Blood tests are usually done to measure cholesterol. Prior to the test, you may be asked to abstain from eating up to 12 meals so that the entire diet is fully digested and will not affect the test results.
The blood sample taken is used to determine the amount of LDL ” bad cholesterol ”, HDL ” good cholesterol ”, and triglycerides in your blood.
Blood cholesterol is measured in units of milliliters per liter of blood (liter / mmol). In the UK, the current government has suggested that the total level of cholesterol in your blood is less than 5 milliliters per liter. , And LDL cholesterol levels should be below 3 mols per liner.
It is especially important to have your cholesterol levels checked if any of the treatable disorders or risk factors described in the Causes section are yours.
The most important treatment for this is to contact your physician immediately and to use her medication.
The use of fresh fruits is very important in controlling the cholesterol rate, because the vitamins, minerals and antioxidants in addition to increasing the strength of the body’s immune system keep the blood cholesterol at a healthy rate.

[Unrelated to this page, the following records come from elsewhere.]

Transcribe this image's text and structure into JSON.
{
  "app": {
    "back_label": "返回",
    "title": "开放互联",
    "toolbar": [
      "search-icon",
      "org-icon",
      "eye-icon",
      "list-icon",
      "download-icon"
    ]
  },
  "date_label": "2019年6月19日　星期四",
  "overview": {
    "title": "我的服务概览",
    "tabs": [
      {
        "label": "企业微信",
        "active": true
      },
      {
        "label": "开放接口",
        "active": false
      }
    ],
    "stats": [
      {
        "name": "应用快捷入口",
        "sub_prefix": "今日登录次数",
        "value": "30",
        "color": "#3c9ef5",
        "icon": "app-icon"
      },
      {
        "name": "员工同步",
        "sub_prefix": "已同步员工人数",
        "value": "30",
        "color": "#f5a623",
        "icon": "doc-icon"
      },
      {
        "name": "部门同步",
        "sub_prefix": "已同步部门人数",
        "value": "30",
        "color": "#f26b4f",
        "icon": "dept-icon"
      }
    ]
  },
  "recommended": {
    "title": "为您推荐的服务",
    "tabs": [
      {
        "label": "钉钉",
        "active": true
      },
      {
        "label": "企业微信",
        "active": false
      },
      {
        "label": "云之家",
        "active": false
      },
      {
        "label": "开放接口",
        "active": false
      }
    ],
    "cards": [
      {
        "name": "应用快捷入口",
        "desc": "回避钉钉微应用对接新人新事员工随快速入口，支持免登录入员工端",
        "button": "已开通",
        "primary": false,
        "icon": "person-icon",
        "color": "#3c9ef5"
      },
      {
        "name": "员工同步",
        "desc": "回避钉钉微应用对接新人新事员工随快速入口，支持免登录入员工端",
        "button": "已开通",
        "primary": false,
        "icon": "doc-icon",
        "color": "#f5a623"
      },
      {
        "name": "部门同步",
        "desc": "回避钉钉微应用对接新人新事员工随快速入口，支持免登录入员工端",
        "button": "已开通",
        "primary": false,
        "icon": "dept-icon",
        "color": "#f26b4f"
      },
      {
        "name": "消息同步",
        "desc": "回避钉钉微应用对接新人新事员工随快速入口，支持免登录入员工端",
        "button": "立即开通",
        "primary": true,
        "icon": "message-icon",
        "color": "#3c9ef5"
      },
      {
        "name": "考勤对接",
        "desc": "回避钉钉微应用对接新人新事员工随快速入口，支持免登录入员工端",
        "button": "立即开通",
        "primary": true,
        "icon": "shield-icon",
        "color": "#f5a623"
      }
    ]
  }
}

So learn about the most effective fruits that regulate cholesterol.
Maltas do not allow cholesterol to rise, but transmit them to the bloodstream as part of the digestive system. Daily use of them or daily use of a glass of their juice is very beneficial while the vitamin C involved in it can also help protect against other diseases.
Grapefruits, like malts and lemons, are also helpful in keeping low cholesterol levels. According to medical science the use of red grapefruit is normalized and it is effective in keeping the cholesterol rate low and the heart healthy. In addition, this fruit dissolves body fat, making it easier to control obesity.
Recent medical research reports have shown that daily use of strawberries reduces the blood rate during cholesterol harmful to the body by 4 to 10 percent. Strawberries are an excellent source of antioxidants, which are important for protecting against a number of illnesses, including cancer and cardiovascular disease, while their daily use also helps in overcoming obesity.
Like all citrus fruits, lemons also have a high amount of vitamin C and do not allow the body to increase the amount of cholesterol that is harmful to the body and keep it normal. In addition, the fibers contained in it improve the digestion system, which in turn reduces the chance of high blood cholesterol levels.
Blueberries have many medical benefits as they increase brain power, protect against cancer while relieving bodily edema or inflammation, but in addition it is helpful in keeping cholesterol levels normal. ۔ It does not allow the cholesterol rate to rise to harmful levels by circulating fat cells in the blood.
Apricot is a fruit full of ingredients that help increase blood cholesterol instead of reducing blood sugar. In addition, it contains high amounts of antioxidants, which can help protect against many other diseases.
Eating one to two apples daily reduces the risk of healthy cholesterol and keeps the heart healthy, it has also been proven that the antioxidants contained in apples do not allow cholesterol to accumulate in the arteries. Similarly, this fruit is also beneficial in protecting against obesity, and it is known to everyone that eating an apple daily keeps the doctor away.